Freedom experiences and mobility of destitute and semi poor Afro-descendants in São Paulo (1880-1900: period immediately preceding the abolition through the initial postabolition period) were often viewed as acts of \"disorder\", \"disturbance\" and \"vagrancy\" by police authorities. These repressive forces were committed to the interests of local political and economic elites, both at the end of the Empire and at the beginning of the Republic of Brazil. While diving into the social tensions of the abolitionist period, we identified a context of social vulnerability and generalized violence towards Afro-descendants, specially to those individuals that sought to liberate themselves from slavery. However, while brushing history against the grain, we access a specific gaze interested in the internal meanings of these experiences. Actually, we verify black women and men of diverse regions bringing forth numerous mobilization strategies as well as survival tactics. The analyzed sources (police memorandums and urban surveillance reports) informs us about acts of resistance and affirmation of this population. Through multifaceted struggles and fierce negotiations for their rights they strained to build their citizenship autonomously, based on their own specific cultural standards. This included constant displacements, as well as the search for labor relations regulated by customary notions of reciprocity. Often, they did not work more than necessary for their subsistence either. Thus, this also expanded their possibilities of autonomy. These manifestations can be translated as a rejection of social control attempts that had the objective of restricting the experience of Afro-descendants, while seeking to turn them into merely passive individuals fit only to become cheap labor supply. Clearly, projects that sought to implement a notion of modernity oriented by racism and hygienist doctrines (hegemonic concepts in the scientific pantheon of that epoch) were forced to negotiate with supposed defiances such as \"vagrancy\" and / or \"loitering\" \"drunkenness\". The persecution of certain patterns of sociability and \"gatherings\" motivated by \"forbidden games,\" \"dances\" and/or \"batuques festive and/or religious practices are rubrics that testify to such dispute. Finally, we place our object in relation to the premises of the historical agency. More specifically, this study unfolds in the light of the historiographic debates about continuities in freedom experiences as a building block in the construction of a possible citizenship of the enslaved/ex-enslaved. We also refer to the theories about the structural implications that the presence of Central Africans imprinted on the Afro-American social and cultural formation in general, and the Brazilian southeast in particular. (AU)
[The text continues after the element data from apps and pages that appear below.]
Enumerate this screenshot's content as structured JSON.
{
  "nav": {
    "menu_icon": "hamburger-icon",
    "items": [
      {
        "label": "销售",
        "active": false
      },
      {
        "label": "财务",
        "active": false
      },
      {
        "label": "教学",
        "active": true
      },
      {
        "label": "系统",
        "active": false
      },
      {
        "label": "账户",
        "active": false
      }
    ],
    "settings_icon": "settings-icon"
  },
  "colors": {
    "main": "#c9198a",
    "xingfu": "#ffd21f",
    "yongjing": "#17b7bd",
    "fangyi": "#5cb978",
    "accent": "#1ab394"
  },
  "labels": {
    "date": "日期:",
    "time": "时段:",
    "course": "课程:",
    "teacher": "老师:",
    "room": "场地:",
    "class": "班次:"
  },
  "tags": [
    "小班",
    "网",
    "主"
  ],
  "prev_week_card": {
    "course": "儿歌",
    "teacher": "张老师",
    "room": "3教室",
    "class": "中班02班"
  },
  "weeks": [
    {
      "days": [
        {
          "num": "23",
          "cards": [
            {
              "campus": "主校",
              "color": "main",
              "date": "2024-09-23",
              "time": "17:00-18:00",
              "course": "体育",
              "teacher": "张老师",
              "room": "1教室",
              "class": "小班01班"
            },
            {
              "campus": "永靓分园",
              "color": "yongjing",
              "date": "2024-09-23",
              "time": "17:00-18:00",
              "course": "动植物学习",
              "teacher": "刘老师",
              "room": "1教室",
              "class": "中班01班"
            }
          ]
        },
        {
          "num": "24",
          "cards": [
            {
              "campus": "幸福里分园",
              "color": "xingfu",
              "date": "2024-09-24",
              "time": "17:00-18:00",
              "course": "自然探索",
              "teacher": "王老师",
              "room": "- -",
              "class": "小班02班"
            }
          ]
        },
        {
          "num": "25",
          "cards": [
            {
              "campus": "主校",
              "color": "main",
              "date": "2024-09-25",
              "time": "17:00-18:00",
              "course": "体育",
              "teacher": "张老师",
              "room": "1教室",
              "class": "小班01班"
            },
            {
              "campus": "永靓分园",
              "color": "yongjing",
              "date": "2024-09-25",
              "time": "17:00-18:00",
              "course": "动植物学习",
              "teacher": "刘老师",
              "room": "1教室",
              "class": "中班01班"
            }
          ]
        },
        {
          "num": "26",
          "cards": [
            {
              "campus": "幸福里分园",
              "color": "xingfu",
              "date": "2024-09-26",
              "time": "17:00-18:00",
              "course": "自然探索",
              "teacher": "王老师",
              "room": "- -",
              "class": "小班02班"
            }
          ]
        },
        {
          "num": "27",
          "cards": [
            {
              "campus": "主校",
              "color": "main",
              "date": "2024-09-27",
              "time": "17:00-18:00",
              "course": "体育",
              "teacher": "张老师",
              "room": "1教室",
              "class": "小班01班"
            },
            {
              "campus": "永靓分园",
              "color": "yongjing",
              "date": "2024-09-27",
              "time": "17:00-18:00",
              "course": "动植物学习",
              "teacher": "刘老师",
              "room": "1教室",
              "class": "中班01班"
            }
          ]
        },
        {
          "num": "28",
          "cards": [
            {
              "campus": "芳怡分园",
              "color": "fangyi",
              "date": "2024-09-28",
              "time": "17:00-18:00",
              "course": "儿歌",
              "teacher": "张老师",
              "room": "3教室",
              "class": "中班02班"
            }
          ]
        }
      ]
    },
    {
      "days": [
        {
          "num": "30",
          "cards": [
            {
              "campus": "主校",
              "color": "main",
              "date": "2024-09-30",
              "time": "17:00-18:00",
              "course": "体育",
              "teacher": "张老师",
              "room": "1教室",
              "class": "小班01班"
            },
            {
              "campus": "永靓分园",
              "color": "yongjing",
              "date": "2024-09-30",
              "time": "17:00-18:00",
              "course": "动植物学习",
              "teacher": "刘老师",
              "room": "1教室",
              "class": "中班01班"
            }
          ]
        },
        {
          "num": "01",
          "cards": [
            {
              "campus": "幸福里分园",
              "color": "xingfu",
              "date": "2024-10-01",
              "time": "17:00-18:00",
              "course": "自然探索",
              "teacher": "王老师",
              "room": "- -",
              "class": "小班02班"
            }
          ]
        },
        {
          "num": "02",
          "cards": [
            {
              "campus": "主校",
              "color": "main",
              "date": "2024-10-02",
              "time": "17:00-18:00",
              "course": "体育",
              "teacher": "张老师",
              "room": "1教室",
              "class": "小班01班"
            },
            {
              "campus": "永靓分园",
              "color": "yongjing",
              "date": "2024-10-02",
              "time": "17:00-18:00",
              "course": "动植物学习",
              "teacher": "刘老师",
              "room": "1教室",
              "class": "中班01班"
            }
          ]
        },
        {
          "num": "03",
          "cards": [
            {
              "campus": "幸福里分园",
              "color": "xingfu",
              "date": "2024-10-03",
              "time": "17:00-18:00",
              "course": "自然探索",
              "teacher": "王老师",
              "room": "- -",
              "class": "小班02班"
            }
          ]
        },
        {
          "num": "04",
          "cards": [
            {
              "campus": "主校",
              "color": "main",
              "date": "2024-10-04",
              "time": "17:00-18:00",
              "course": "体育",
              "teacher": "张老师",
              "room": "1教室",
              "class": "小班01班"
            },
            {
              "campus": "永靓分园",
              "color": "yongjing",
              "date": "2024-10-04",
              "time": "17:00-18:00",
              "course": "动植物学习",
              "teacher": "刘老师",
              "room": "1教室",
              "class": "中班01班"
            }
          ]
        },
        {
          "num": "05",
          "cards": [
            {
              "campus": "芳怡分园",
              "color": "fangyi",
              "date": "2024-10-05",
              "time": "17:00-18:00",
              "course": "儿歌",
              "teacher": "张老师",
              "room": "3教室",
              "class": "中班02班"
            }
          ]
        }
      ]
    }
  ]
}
FAPESP's process: 15/15320-6 - Street riots in the city of São Paulo: territorialities and movements in the routine of africans and afro descendants (1880-1900)
Grantee:Yaracê Morena Boregas e Rêgo
Support Opportunities: Scholarships in Brazil - Master